Veterans Day originated as “Armistice Day” on Nov. 11, 1919, the first anniversary of the end of World War I. Congress passed a resolution in 1926 for an annual observance, and Nov. 11 became a national holiday beginning in 1938. President Dwight D. Eisenhower signed legislation in 1954 to change the name to Veterans Day as a way to honor those who served in all American wars.
The day honors military veterans with parades and speeches across the nation. A national ceremony takes place at the Tomb of the Unknowns at Arlington National Cemetery in Virginia. Veterans Day ceremonies are also held across the world wherever US veterans are serving or living.
Veterans Day continues to be observed on November 11, regardless of what day of the week on which it falls. The restoration of the observance of Veterans Day to November 11 not only preserves the historical significance of the date, but helps focus attention on the important purpose of Veterans Day.
The day is a celebration to honor America’s veterans for their patriotism, love of country, and willingness to serve and sacrifice for the common good.

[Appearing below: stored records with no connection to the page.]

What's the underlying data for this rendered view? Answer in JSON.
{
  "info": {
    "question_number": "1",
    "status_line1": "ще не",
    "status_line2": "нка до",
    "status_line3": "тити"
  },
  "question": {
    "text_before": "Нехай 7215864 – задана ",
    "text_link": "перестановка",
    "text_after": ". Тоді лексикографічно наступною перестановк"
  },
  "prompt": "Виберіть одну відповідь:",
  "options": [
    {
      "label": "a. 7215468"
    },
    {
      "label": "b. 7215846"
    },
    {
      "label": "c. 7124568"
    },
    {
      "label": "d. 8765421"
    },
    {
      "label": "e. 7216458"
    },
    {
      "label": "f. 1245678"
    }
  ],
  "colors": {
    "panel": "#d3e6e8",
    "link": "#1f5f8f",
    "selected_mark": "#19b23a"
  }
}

For more information contact: Eric Larsen, Post Commander, Fred J. Estes Post 9876 of the Veterans of Foreign Wars of the United States of America, Pattaya, Thailand E-mail: email@example.com or visit our website at vfwpost9876.org.